Averting Water Wars in the Carolinas

Like many communities across the Southeast, Lancaster County, South Carolina is proposing a new reservoir as a way to attract and support new development. The new bi-state Catawba-Wateree River Basin Commission asked to hear from American Rivers at its December meeting about water efficiency and conservation alternatives to reservoirs. We were glad for the audience, and we’ve got plenty to share.

For many reasons, reservoirs are far from a sure bet to provide water supply – just think back to the drought of 2006-2009 and the clock ticking down on Georgia’s Lake Lanier. Nor are reservoirs a safe bet in terms of community finances: just look at Canton, Georgia [PDF], which is attempting to unload the massive debt it took on in order to build a reservoir.

At its recent meeting, the Catawba-Wateree commission engaged in a lively discussion of the many water efficiency alternatives available to communities.
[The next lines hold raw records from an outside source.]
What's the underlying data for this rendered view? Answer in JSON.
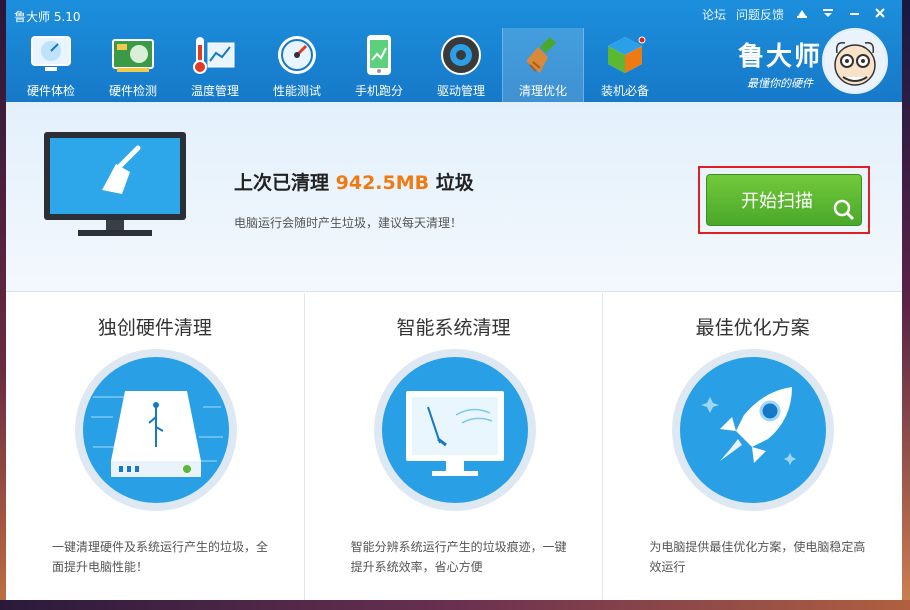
{
  "app": {
    "title": "鲁大师 5.10",
    "links": [
      "论坛",
      "问题反馈"
    ]
  },
  "nav": {
    "items": [
      {
        "label": "硬件体检",
        "icon": "monitor-check-icon",
        "active": false
      },
      {
        "label": "硬件检测",
        "icon": "circuit-board-icon",
        "active": false
      },
      {
        "label": "温度管理",
        "icon": "thermometer-icon",
        "active": false
      },
      {
        "label": "性能测试",
        "icon": "speedometer-icon",
        "active": false
      },
      {
        "label": "手机跑分",
        "icon": "phone-icon",
        "active": false
      },
      {
        "label": "驱动管理",
        "icon": "gear-icon",
        "active": false
      },
      {
        "label": "清理优化",
        "icon": "broom-icon",
        "active": true
      },
      {
        "label": "装机必备",
        "icon": "package-cube-icon",
        "active": false
      }
    ]
  },
  "brand": {
    "name": "鲁大师",
    "slogan": "最懂你的硬件"
  },
  "summary": {
    "title_prefix": "上次已清理",
    "size": "942.5MB",
    "title_suffix": "垃圾",
    "tip": "电脑运行会随时产生垃圾，建议每天清理！",
    "scan_button": "开始扫描"
  },
  "cards": [
    {
      "title": "独创硬件清理",
      "desc": "一键清理硬件及系统运行产生的垃圾，全面提升电脑性能！",
      "icon": "hard-drive-usb-icon"
    },
    {
      "title": "智能系统清理",
      "desc": "智能分辨系统运行产生的垃圾痕迹，一键提升系统效率，省心方便",
      "icon": "monitor-sweep-icon"
    },
    {
      "title": "最佳优化方案",
      "desc": "为电脑提供最佳优化方案，使电脑稳定高效运行",
      "icon": "rocket-icon"
    }
  ],
  "colors": {
    "header": "#1c8fdc",
    "accent_orange": "#f07a12",
    "scan_green": "#5cb832",
    "highlight_red": "#e02020",
    "card_blue": "#29a0e6"
  }
}
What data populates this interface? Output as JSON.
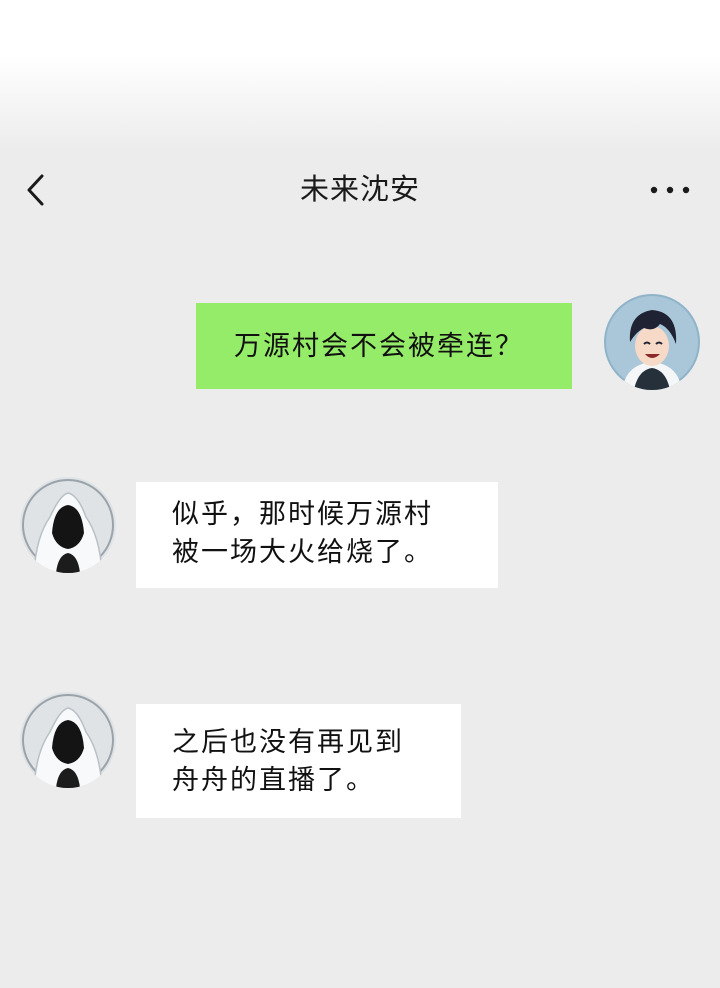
{
  "header": {
    "title": "未来沈安",
    "back_icon": "chevron-left-icon",
    "more_icon": "more-dots-icon"
  },
  "messages": [
    {
      "sender": "self",
      "lines": [
        "万源村会不会被牵连？"
      ],
      "bubble_color": "#95ec69"
    },
    {
      "sender": "other",
      "lines": [
        "似乎，那时候万源村",
        "被一场大火给烧了。"
      ],
      "bubble_color": "#ffffff"
    },
    {
      "sender": "other",
      "lines": [
        "之后也没有再见到",
        "舟舟的直播了。"
      ],
      "bubble_color": "#ffffff"
    }
  ],
  "colors": {
    "background": "#ececec",
    "outgoing_bubble": "#95ec69",
    "incoming_bubble": "#ffffff"
  }
}
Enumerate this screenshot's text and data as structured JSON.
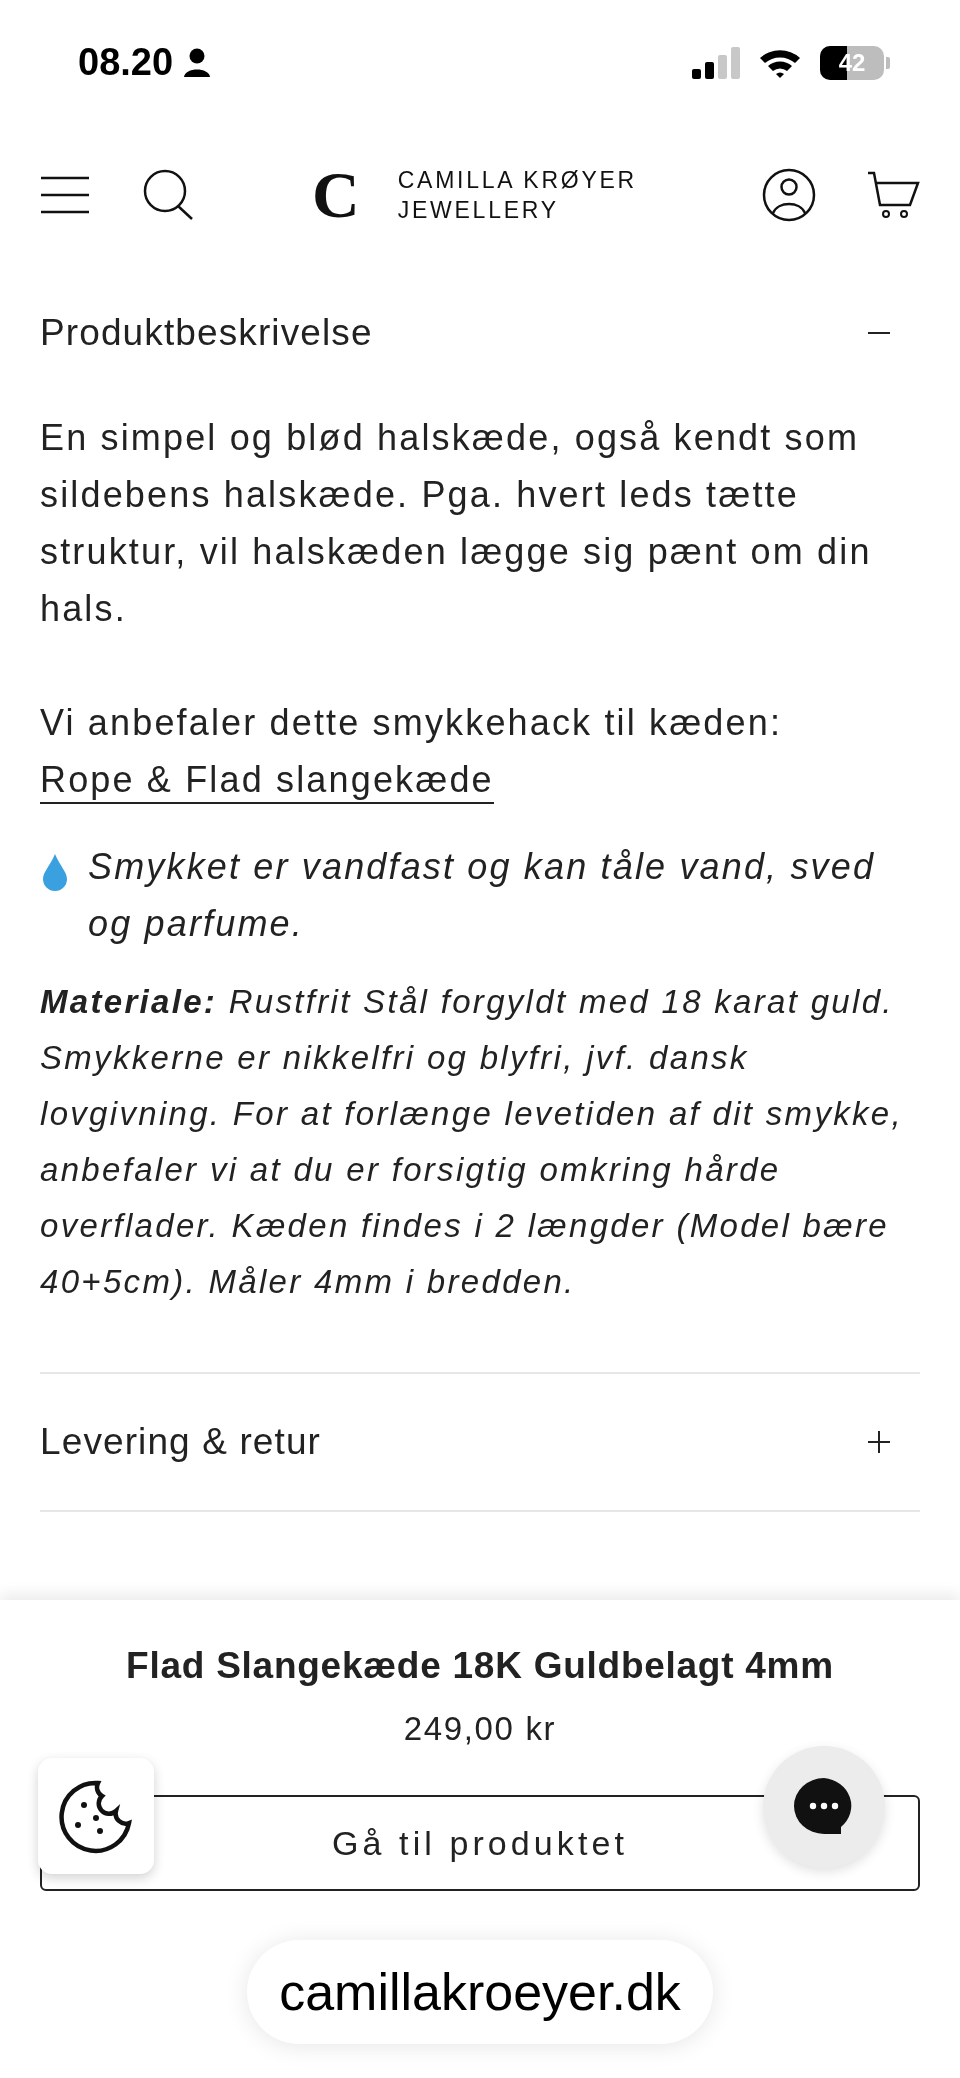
{
  "status_bar": {
    "time": "08.20",
    "battery": "42"
  },
  "header": {
    "logo_mark": "C",
    "logo_lines": [
      "CAMILLA KRØYER",
      "JEWELLERY"
    ]
  },
  "accordions": [
    {
      "title": "Produktbeskrivelse",
      "expanded": true,
      "content": [
        {
          "kind": "text",
          "text": "En simpel og blød halskæde, også kendt som sildebens halskæde. Pga. hvert leds tætte struktur, vil halskæden lægge sig pænt om din hals."
        },
        {
          "kind": "link",
          "text": "Vi anbefaler dette smykkehack til kæden:",
          "link": "Rope & Flad slangekæde"
        },
        {
          "kind": "note",
          "text": "Smykket er vandfast og kan tåle vand, sved og parfume."
        },
        {
          "kind": "rich",
          "text": "**Materiale:** Rustfrit Stål forgyldt med 18 karat guld. Smykkerne er nikkelfri og blyfri, jvf. dansk lovgivning. For at forlænge levetiden af dit smykke, anbefaler vi at du er forsigtig omkring hårde overflader. Kæden findes i 2 længder (Model bære 40+5cm). Måler 4mm i bredden."
        }
      ]
    },
    {
      "title": "Levering & retur",
      "expanded": false
    }
  ],
  "sticky_bar": {
    "name": "Flad Slangekæde 18K Guldbelagt 4mm",
    "price": "249,00 kr",
    "button": "Gå til produktet"
  },
  "browser": {
    "url": "camillakroeyer.dk"
  }
}
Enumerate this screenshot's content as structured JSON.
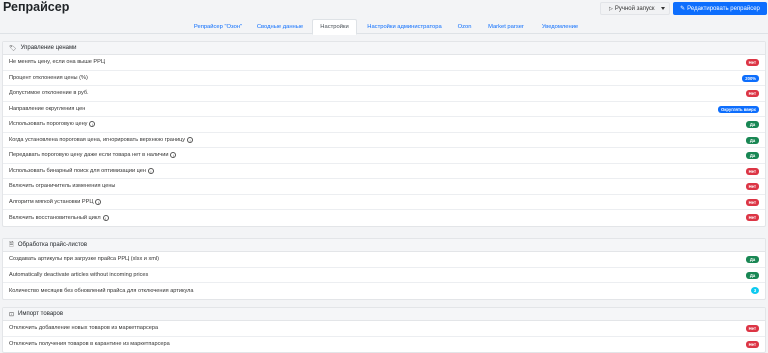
{
  "header": {
    "title": "Репрайсер",
    "manual_run": "Ручной запуск",
    "edit": "Редактировать репрайсер"
  },
  "tabs": [
    {
      "label": "Репрайсер \"Озон\""
    },
    {
      "label": "Сводные данные"
    },
    {
      "label": "Настройки"
    },
    {
      "label": "Настройки администратора"
    },
    {
      "label": "Ozon"
    },
    {
      "label": "Market parser"
    },
    {
      "label": "Уведомление"
    }
  ],
  "sections": [
    {
      "title": "Управление ценами",
      "rows": [
        {
          "label": "Не менять цену, если она выше РРЦ",
          "value": "Нет"
        },
        {
          "label": "Процент отклонения цены (%)",
          "value": "200%"
        },
        {
          "label": "Допустимое отклонение в руб.",
          "value": "Нет"
        },
        {
          "label": "Направление округления цен",
          "value": "Округлять вверх"
        },
        {
          "label": "Использовать пороговую цену",
          "value": "Да"
        },
        {
          "label": "Когда установлена пороговая цена, игнорировать верхнюю границу",
          "value": "Да"
        },
        {
          "label": "Передавать пороговую цену даже если товара нет в наличии",
          "value": "Да"
        },
        {
          "label": "Использовать бинарный поиск для оптимизации цен",
          "value": "Нет"
        },
        {
          "label": "Включить ограничитель изменения цены",
          "value": "Нет"
        },
        {
          "label": "Алгоритм мягкой установки РРЦ",
          "value": "Нет"
        },
        {
          "label": "Включить восстановительный цикл",
          "value": "Нет"
        }
      ]
    },
    {
      "title": "Обработка прайс-листов",
      "rows": [
        {
          "label": "Создавать артикулы при загрузке прайса РРЦ (xlsx и xml)",
          "value": "Да"
        },
        {
          "label": "Automatically deactivate articles without incoming prices",
          "value": "Да"
        },
        {
          "label": "Количество месяцев без обновлений прайса для отключения артикула",
          "value": "3"
        }
      ]
    },
    {
      "title": "Импорт товаров",
      "rows": [
        {
          "label": "Отключить добавление новых товаров из маркетпарсера",
          "value": "Нет"
        },
        {
          "label": "Отключить получения товаров в карантине из маркетпарсера",
          "value": "Нет"
        }
      ]
    }
  ]
}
The commission plans to learn more about state-level water efficiency efforts in North and South Carolina at its next meeting.

This is good news. At the very least, Lancaster County, SC should be evaluating less costly, less damaging alternatives such as water efficiency or interconnections with other utilities. This would help in the county’s relations with its North Carolina neighbors, and would also protect the river itself from being overtaxed. In fact, the U.S. Environmental Protection Agency has said the county should “exhaust” efficiency measures before proceeding with the reservoir project.

Reporter Bruce Henderson of the Charlotte Observer does a good job of highlighting these issues and others in a story headlined “Catawba Water Grab Feared”. As he points out, use of the Catawba River, which crosses the state line, has been a touchy subject in recent years and could well be one again.

Learn more about our suggestions for low-impact water supply solutions in the Southeast. After all, with other Southern states still embroiled in decades-long water wars over river and reservoir resources, which way do you think the Carolinas should go?